4. Allocating substantially higher levels of aid per high school student than per elementary school student in a district (student grade level weighting within K-12 unified school districts).
This one is a little trickier and more subtle, and thankfully the average effect of this “trick” seems to be somewhat smaller than the others on this list. But, I have found in some recent work that when a state puts a big enough differential in place on the cost of high school students relative to elementary school students, poorer, higher minority unified K-12 school districts end up receiving systematically less funding than more affluent districts. There appears to be a relationship between the percentage of children who are in elementary versus high school grades and district poverty rates. Higher poverty districts have more children in elementary grades and fewer in upper grades, and there may be any number of logical explanations for this pattern. First, dropouts may affect the pattern. Second, as children grow up beyond elementary grades, their parents may become more professionaly stable and have the opportunity to move up and out. Also, those same parents may have had the option while the child was in the elementary grades, but when faced with the prospect of poor urban middle or secondary schools they finally exercised that option. Or, they perhaps exercised the private schooling option (urban Catholic high school).
5. Census-based financing of special education programs. I used to strongly favor the “flat” or census based special education funding approach because of the increased flexibility and reduced incentive to identify children with marginal disabilities. For those not familiar, census based funding for special education involves setting a statewide average (or some other arbitrary) rate of assumed children with disabilities that exist in all school districts and then funding on that arbitrarily set assumed rate.
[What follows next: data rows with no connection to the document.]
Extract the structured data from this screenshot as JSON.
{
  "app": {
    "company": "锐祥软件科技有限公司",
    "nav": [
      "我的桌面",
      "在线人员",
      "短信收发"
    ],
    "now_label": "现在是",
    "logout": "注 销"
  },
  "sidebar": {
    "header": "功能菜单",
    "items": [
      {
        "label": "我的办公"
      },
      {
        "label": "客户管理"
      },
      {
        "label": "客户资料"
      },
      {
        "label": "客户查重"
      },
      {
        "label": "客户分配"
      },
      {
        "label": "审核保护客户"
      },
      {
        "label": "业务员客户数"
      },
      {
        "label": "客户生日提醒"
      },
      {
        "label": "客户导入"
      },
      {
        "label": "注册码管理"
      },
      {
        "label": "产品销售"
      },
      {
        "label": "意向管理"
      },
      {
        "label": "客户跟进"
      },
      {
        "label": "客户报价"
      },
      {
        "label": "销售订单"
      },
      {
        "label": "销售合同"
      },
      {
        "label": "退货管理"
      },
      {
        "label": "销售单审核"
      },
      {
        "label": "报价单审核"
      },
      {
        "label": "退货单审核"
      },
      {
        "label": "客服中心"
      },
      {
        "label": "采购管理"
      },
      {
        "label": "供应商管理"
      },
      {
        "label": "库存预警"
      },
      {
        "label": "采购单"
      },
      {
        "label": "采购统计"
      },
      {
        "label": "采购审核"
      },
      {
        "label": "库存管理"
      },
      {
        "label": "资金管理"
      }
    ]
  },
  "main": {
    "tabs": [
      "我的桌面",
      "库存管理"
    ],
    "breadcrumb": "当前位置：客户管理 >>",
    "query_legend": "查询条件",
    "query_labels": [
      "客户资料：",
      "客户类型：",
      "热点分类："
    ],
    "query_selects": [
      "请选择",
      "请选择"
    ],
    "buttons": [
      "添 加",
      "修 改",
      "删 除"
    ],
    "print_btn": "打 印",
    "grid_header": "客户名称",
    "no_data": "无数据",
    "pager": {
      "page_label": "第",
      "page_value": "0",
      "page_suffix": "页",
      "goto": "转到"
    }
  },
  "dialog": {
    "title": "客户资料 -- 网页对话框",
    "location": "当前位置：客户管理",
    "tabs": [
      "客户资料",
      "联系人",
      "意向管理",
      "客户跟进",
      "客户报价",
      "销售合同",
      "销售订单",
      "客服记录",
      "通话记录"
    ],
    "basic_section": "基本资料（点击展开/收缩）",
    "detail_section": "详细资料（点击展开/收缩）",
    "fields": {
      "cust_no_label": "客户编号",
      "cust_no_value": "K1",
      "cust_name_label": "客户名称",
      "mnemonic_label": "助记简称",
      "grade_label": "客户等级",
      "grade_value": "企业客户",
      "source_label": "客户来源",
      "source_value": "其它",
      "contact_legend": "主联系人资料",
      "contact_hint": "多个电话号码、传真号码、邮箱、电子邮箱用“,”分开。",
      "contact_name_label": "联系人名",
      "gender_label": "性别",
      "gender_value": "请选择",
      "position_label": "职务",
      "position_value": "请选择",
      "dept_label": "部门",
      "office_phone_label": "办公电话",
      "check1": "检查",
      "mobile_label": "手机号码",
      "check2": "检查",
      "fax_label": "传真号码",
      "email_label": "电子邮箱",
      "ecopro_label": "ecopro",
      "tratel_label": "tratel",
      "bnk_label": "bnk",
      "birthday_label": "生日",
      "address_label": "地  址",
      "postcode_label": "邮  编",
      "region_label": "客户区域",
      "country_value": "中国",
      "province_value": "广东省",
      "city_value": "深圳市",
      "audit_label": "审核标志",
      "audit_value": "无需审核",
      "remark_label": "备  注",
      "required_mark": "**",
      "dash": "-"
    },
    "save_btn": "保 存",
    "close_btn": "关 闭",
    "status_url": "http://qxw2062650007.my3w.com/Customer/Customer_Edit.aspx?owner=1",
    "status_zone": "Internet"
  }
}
Okay… those of you working in the field of special education can see the problem with this already… but that hasn’t slowed the policy momentum in this direction, has it?
After evaluating a handful of state special education finance programs, I’ve changed my mind… quite strongly. Hey… we don’t provide the same amout of poverty based funding across districts – because the concentration of children in poverty varies by neighborhood and town. We don’t provide the same level of funding for bilingual education programs – because the concentrations of children with limited English speaking skills varies by neighborhood and town. And, as I’ve come to learn, the concentrations of children with various forms of disabilities vary by neighborhood and town… and in some cases in logical and explanable ways. Large town and small city hubs that are otherwise distant from major urban centers and surrounded by rural areas often have much higher rates of children with disabilities than their surrounding rural districts. These patterns show up in both school enrollment data and in U.S. Census data based on resident responses (not school identification practices). It seems logical that parents having children identified with a disability might choose to relocate to the nearest population hub where a wider array of social and medical services are available. Whatever the reasons, disability population concentrations, like poverty, vary widely from one location to the next across states. And quite often, disability concentrations vary in relation to poverty and even minority student concentrations. In two states where I have conducted recent analyses, higher poverty school districts are systematically disadvantaged by this flat approach to special education funding.
I will continue to update this list over time.